His father (Robert Mitchum) wants him to labor on, regardless, believing that his peasant lifestyle and hard work will one day help him forget his travails in War. One day, when Ivan goes to meet Maria, who is living with her deaf grandmother, he is pained to see her in the arms of Al Griselli (Vincent Spano), a captain in the army. Mitchum advises Ian to forget about Maria, she’s ‘out of his league’, and tries to set him up with the eager Mrs.Wynic. Although rendered ‘psychologically impotent’ by the War, he is able to consummate his relationship with Mrs. Wynic, an act that remains unaccomplished with his lady love-Maria.
Al is fond of Maria, but has a roving eye, which Ian chooses to make use of to his advantage. Whilst the Captain is romancing a friend of Maria’s, Ian takes the opportunity to woo Maria - this angers Al, who shuns her. At long last, Ian marries the woman of his dreams.
Maria, her head full of a young bride’s dreams, seeks love and children - but Ian, overwhelmed with having met his dream, now tarnishes reality with the fear that he isn’t good enough for her - thus unable to consummate his marriage. This leaves Maria frustrated, and she is soon embroiled in an extra marital affair with the charming and slick Clarence Butts (Keith Carradine); though despite his love for her, Ian is on the lookout for another relationship as well.

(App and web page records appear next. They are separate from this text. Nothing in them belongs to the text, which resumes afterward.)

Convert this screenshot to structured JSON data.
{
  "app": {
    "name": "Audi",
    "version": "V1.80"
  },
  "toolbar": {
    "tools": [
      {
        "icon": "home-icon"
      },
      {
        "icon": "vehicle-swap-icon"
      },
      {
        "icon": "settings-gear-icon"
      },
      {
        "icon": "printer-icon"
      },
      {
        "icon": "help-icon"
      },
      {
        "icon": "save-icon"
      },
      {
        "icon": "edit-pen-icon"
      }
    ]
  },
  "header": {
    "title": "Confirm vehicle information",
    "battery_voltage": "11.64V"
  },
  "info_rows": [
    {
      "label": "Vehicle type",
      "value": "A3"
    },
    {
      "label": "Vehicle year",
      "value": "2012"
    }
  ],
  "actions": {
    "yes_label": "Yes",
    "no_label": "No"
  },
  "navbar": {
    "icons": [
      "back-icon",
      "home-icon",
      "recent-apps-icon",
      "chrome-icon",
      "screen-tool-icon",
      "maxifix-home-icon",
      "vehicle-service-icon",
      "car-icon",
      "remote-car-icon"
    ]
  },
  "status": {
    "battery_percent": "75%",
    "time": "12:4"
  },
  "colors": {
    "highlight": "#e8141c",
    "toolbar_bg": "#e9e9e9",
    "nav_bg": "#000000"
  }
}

And just like that, Ian leaves for another city, leaving Maria to fend for herself. She has a rendezvous with Clarence, who leaves her pregnant, and she rejects her lover. When Maria tells Ian of her state, he is cold and unresponsive. She is all alone now, even her grandmother is dead. On one of his drunken sprees, Clarence boasts of his prowess and tells of how he seduced Maria, who later left him. Unbeknownst to him, Ian is privy to this information, and at once lashes out at Clarence, who hasn’t recognized him.
Ian’s father is dying and persuades him to come back to Maria - realizing he can’t stop loving her no matter what- the two reunite. Once the two see each other’s foibles, they accept the human side of each other as well - and finally, in a beautiful scene, they consummate their emotional and physical love.
Maria’s Lovers is Andrei Konchalovsky’s maiden foray into Hollywood; he plays it safe by further exploring the clichéd sub genre of the return of the war veteran. However, what is new about the perspective Andrei offers is that there is a separation of the sexual aspect of love, from the emotion-love. Perhaps, its Maria’s quiet plea which highlights the mainstay of the film – ‘You should love me less.’